March 22 is National Ag Day, a time for us to thank farmers and ranchers for feeding, sheltering and powering our nation. We also want to celebrate and recognize the pivotal role of producers in mitigating climate change through voluntary conservation efforts.
Climate change is happening, evidenced by persistent drought, unseasonal tornadoes and storms, and larger and more powerful wildfires. Our agricultural communities are on the frontlines.
This year’s National Ag Day theme is “Growing a Climate for Tomorrow.”
Agricultural producers are using diverse approaches to help sequester carbon, prevent greenhouse gas emissions, enhance habitat for wildlife, and build resilient communities. USDA helps America’s farmers, ranchers and forest landowners use conservation to build climate-resilient landscapes and maintain economic viability. Meet a few of the farmers:

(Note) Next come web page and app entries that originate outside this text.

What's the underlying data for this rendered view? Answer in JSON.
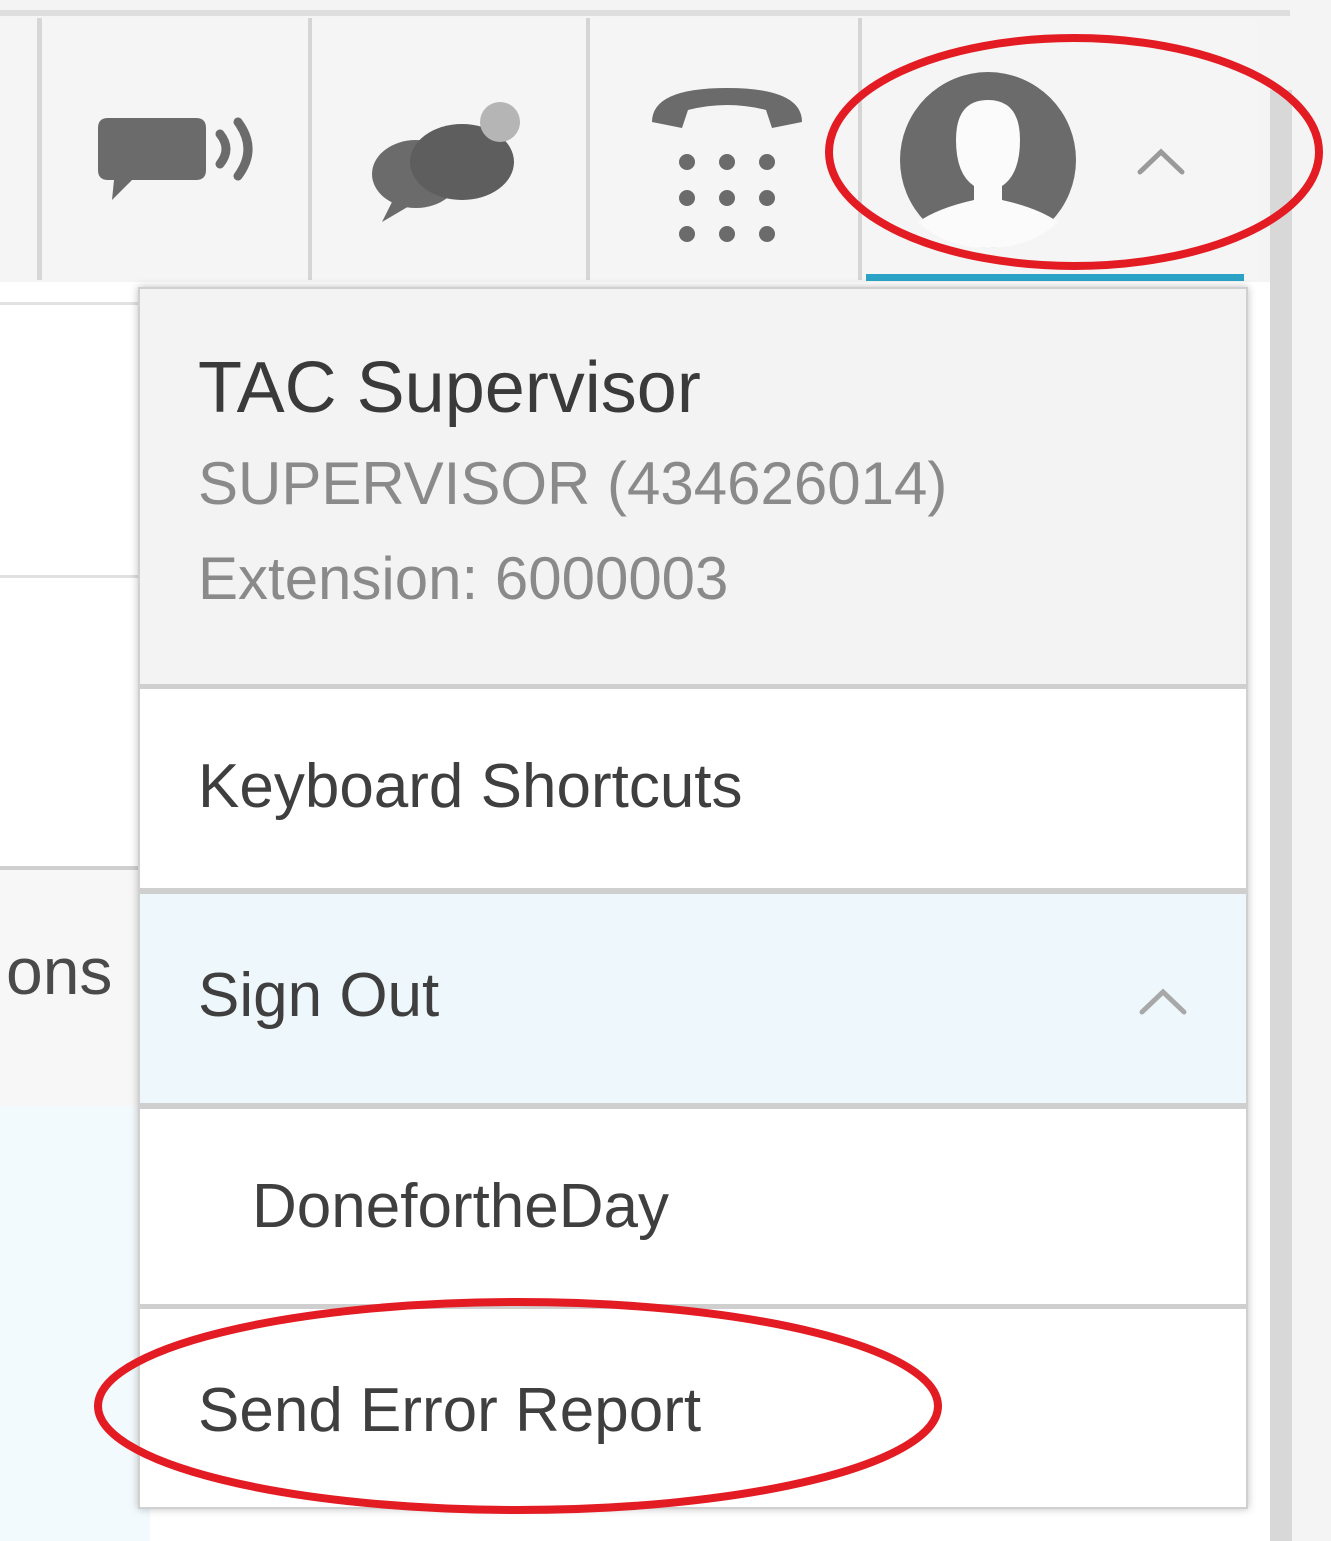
{
  "toolbar": {
    "icons": [
      "chat-sound-icon",
      "team-chat-icon",
      "dialpad-icon",
      "agent-avatar-icon",
      "chevron-up-icon"
    ],
    "active_indicator_color": "#2ba3c6"
  },
  "background": {
    "partial_label": "ons"
  },
  "user": {
    "name": "TAC Supervisor",
    "role_line": "SUPERVISOR (434626014)",
    "extension_line": "Extension: 6000003"
  },
  "menu": {
    "keyboard_shortcuts": "Keyboard Shortcuts",
    "sign_out": "Sign Out",
    "sign_out_reason": "DonefortheDay",
    "send_error_report": "Send Error Report"
  },
  "colors": {
    "annotation": "#e31b23",
    "selected_row": "#eef8fc",
    "icon_gray": "#6b6b6b"
  }
}
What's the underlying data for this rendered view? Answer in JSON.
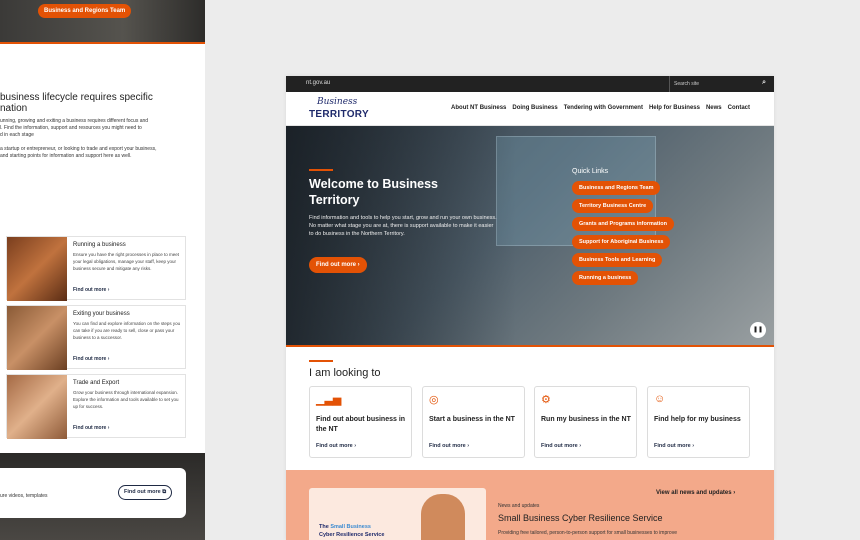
{
  "left_page": {
    "top_button": "Business and Regions Team",
    "heading": "business lifecycle requires specific\nnation",
    "para1": "unning, growing and exiting a business requires different focus and\nl. Find the information, support and resources you might need to\nd in each stage",
    "para2": "a startup or entrepreneur, or looking to trade and export your business,\nand starting points for information and support here as well.",
    "cards": [
      {
        "title": "Running a business",
        "desc": "Ensure you have the right processes in place to meet your legal obligations, manage your staff, keep your business secure and mitigate any risks.",
        "link": "Find out more ›"
      },
      {
        "title": "Exiting your business",
        "desc": "You can find and explore information on the steps you can take if you are ready to sell, close or pass your business to a successor.",
        "link": "Find out more ›"
      },
      {
        "title": "Trade and Export",
        "desc": "Grow your business through international expansion. Explore the information and tools available to set you up for success.",
        "link": "Find out more ›"
      }
    ],
    "bottom_text": "ure videos, templates",
    "bottom_button": "Find out more ⧉"
  },
  "gov_bar": {
    "site": "nt.gov.au",
    "search_placeholder": "Search site"
  },
  "logo": {
    "script": "Business",
    "word": "TERRITORY"
  },
  "nav": [
    "About NT Business",
    "Doing Business",
    "Tendering with Government",
    "Help for Business",
    "News",
    "Contact"
  ],
  "hero": {
    "title": "Welcome to Business Territory",
    "text": "Find information and tools to help you start, grow and run your own business. No matter what stage you are at, there is support available to make it easier to do business in the Northern Territory.",
    "button": "Find out more ›",
    "quick_links_title": "Quick Links",
    "quick_links": [
      "Business and Regions Team",
      "Territory Business Centre",
      "Grants and Programs information",
      "Support for Aboriginal Business",
      "Business Tools and Learning",
      "Running a business"
    ]
  },
  "looking": {
    "title": "I am looking to",
    "cards": [
      {
        "icon": "bar-chart-icon",
        "title": "Find out about business in the NT",
        "link": "Find out more ›"
      },
      {
        "icon": "target-icon",
        "title": "Start a business in the NT",
        "link": "Find out more ›"
      },
      {
        "icon": "gear-icon",
        "title": "Run my business in the NT",
        "link": "Find out more ›"
      },
      {
        "icon": "help-icon",
        "title": "Find help for my business",
        "link": "Find out more ›"
      }
    ]
  },
  "news": {
    "view_all": "View all news and updates ›",
    "label": "News and updates",
    "title": "Small Business Cyber Resilience Service",
    "desc": "Providing free tailored, person-to-person support for small businesses to improve",
    "image_text_1": "The ",
    "image_text_2": "Small Business",
    "image_text_3": "Cyber Resilience Service"
  },
  "colors": {
    "accent": "#e35205",
    "navy": "#1f2a6b"
  }
}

In the Midwest, Illinois boasts more than 27 million acres of farmland. So, for local farmers like Jeff O’Connor, change starts from the soil up. He implemented conservation practices like cover crops to store greenhouse gasses and reduce inputs like fertilizers.
He planted corn in two different fields. After harvest, one field was planted with cereal rye and the other wasn't. “I took water samples from both fields for six weeks for nitrate testing,” Jeff says. “The field with cereal rye had a 60% reduction in nitrate.”
USDA provides technical and financial assistance to help producers plant cover crops because of their many benefits, which include healthier soil, cleaner water, and improved production.
To help producers maintain their cover crop systems amid the financially challenging pandemic, USDA offers producers a premium benefit through the Pandemic Cover Crop Program (PCCP) for producers like Jeff who planted cover crops and had crop insurance coverage.
Back east, it started off sweet for Charlize and Bru Katzenbach. They own Sweet Sourland Farms, a maple syrup operation in Hopewell, New Jersey.
First, USDA supported Charlize and Bru’s decision to purchase a reverse osmosis machine to save energy and improve syrup production through NRCS’ Environmental Quality Incentives Program. Then, things got even sweeter. Managing livestock like Barbados Black Belly Sheep, Charlize and Bru saw an opportunity to adapt their pastureland to the negative impacts of climate change.
They worked to create a prescribed grazing plan to implement practices, including water hydrant, division fencing and a lined waterway, to help improve soil health and carbon sequestration.
Using grazing management systems can help producers hedge against livestock vulnerabilities to sudden environmental changes.
“There’s a lot of fear involved,” said Charlize, reflecting on the impacts of climate change. “[Humans are] scared and we don’t want to change. But I’m all for it. I’ll do what I can to keep things going. I’ve realized that I cannot change the way that other people act. Period. I can change the way that I act, and I can do my best in my world.”
Further west, in Kansas, Justin Knopf is working to manage risks and build resilience on his diversified operation that grows wheat, alfalfa, corn, soybeans and sorghum.
Working to join farming and ecological systems together through a regenerative farming approach, Justin connected with USDA’s Farm Service Agency (FSA), Natural Resources Conservation Service (NRCS) and Risk Management Agency (RMA).
“These agencies’ programs help us offset risks we face season-to-season as we deal with weather and markets out of our control,” Justin said.
Justin protects his eligible commodities with crop insurance, administered by RMA. He also covers his alfalfa with FSA’s Noninsured Crop Disaster Assistance Program, which provides financial assistance to producers of noninsurable crops when low yields, loss of inventory, or prevented planting occur due to natural disasters.
NRCS programs have given Justin the assistance to invest and implement solutions, including cleaning up a pasture by removing invasive tree species in preparation to introduce livestock and grazing into his business.
He has also enrolled some of his land in FSA’s Conservation Reserve Program (CRP)to help sequester greenhouse gases, reduce soil erosion, supply nutrition for pollinators and rehabilitate wildlife habitat on his land.
Many agricultural producers across the Nation are also working to mitigate their lands exposure to climate threats using loan, conservation and risk management programs offered by USDA agencies.
Visit farmers.gov to learn more about the tools, programs, and services we currently offer to support climate-smart agriculture.
For more information about USDA programs and services, contact your local USDA service center.
Jocelyn Benjamin is a Public Affairs Specialist with the FPAC Business Center